▶ _To do_
Return the full set of entries below exactly, leaving every image out.

▶ _Data supplied_
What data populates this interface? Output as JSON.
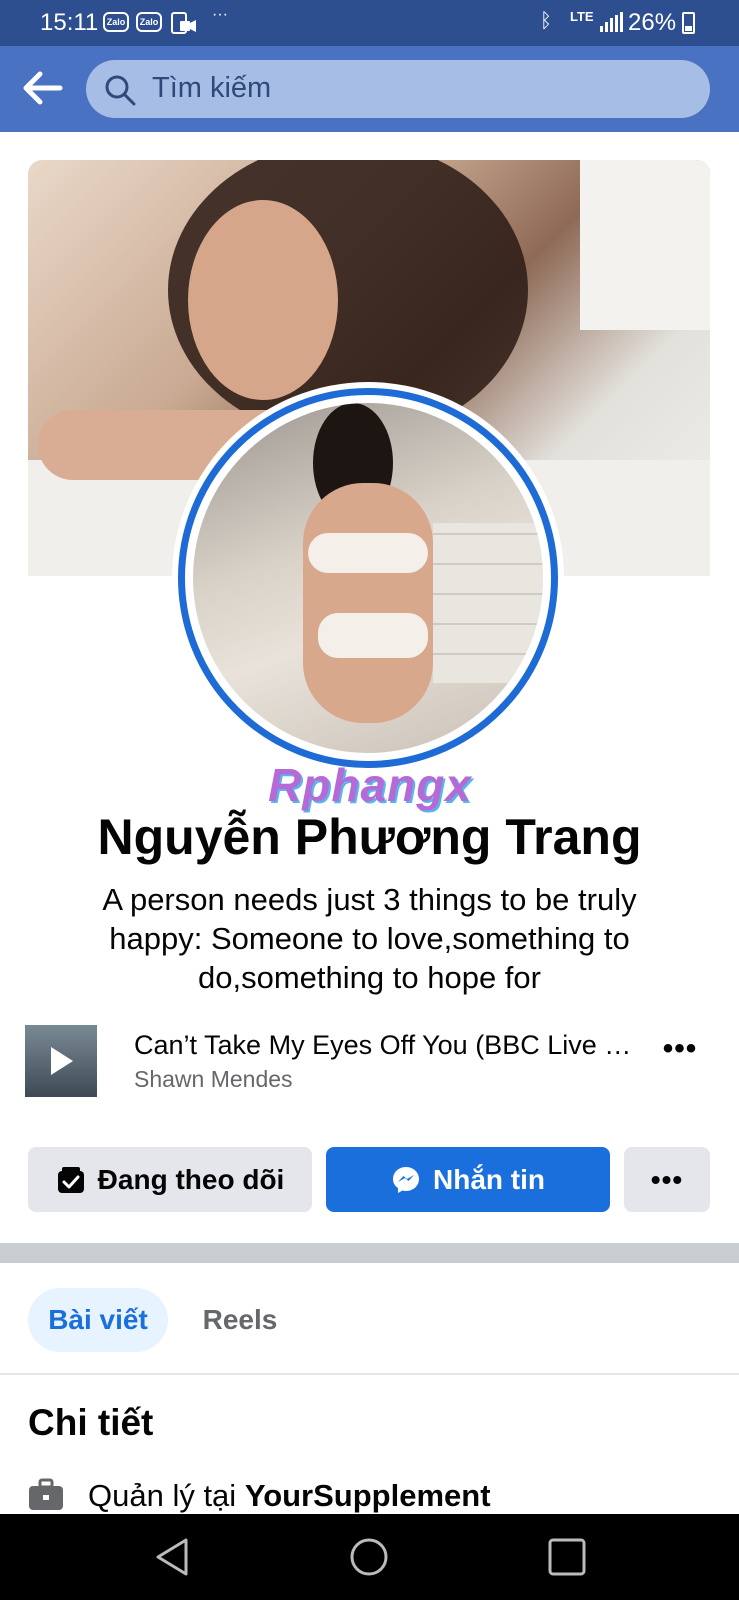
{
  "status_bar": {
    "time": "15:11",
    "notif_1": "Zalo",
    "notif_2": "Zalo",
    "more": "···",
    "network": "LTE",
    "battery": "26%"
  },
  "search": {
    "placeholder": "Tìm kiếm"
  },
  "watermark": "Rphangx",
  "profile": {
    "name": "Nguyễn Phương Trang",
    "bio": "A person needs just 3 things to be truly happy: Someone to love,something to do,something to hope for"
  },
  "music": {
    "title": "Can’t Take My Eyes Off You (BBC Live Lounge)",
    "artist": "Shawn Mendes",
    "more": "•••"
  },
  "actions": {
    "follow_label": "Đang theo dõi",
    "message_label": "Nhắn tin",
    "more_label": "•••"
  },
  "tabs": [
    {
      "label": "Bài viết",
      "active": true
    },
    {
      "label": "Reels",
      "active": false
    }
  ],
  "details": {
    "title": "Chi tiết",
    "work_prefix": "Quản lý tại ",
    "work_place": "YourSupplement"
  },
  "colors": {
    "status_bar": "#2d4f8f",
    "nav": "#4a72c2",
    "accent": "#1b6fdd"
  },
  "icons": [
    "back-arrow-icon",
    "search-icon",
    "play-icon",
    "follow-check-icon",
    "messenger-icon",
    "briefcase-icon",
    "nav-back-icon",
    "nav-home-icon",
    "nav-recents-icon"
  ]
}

▶ _Answer to this problem_
What data populates this interface? Output as JSON.
{
  "status_bar": {
    "time": "15:11",
    "notif_1": "Zalo",
    "notif_2": "Zalo",
    "more": "···",
    "network": "LTE",
    "battery": "26%"
  },
  "search": {
    "placeholder": "Tìm kiếm"
  },
  "watermark": "Rphangx",
  "profile": {
    "name": "Nguyễn Phương Trang",
    "bio": "A person needs just 3 things to be truly happy: Someone to love,something to do,something to hope for"
  },
  "music": {
    "title": "Can’t Take My Eyes Off You (BBC Live Lounge)",
    "artist": "Shawn Mendes",
    "more": "•••"
  },
  "actions": {
    "follow_label": "Đang theo dõi",
    "message_label": "Nhắn tin",
    "more_label": "•••"
  },
  "tabs": [
    {
      "label": "Bài viết",
      "active": true
    },
    {
      "label": "Reels",
      "active": false
    }
  ],
  "details": {
    "title": "Chi tiết",
    "work_prefix": "Quản lý tại ",
    "work_place": "YourSupplement"
  },
  "colors": {
    "status_bar": "#2d4f8f",
    "nav": "#4a72c2",
    "accent": "#1b6fdd"
  },
  "icons": [
    "back-arrow-icon",
    "search-icon",
    "play-icon",
    "follow-check-icon",
    "messenger-icon",
    "briefcase-icon",
    "nav-back-icon",
    "nav-home-icon",
    "nav-recents-icon"
  ]
}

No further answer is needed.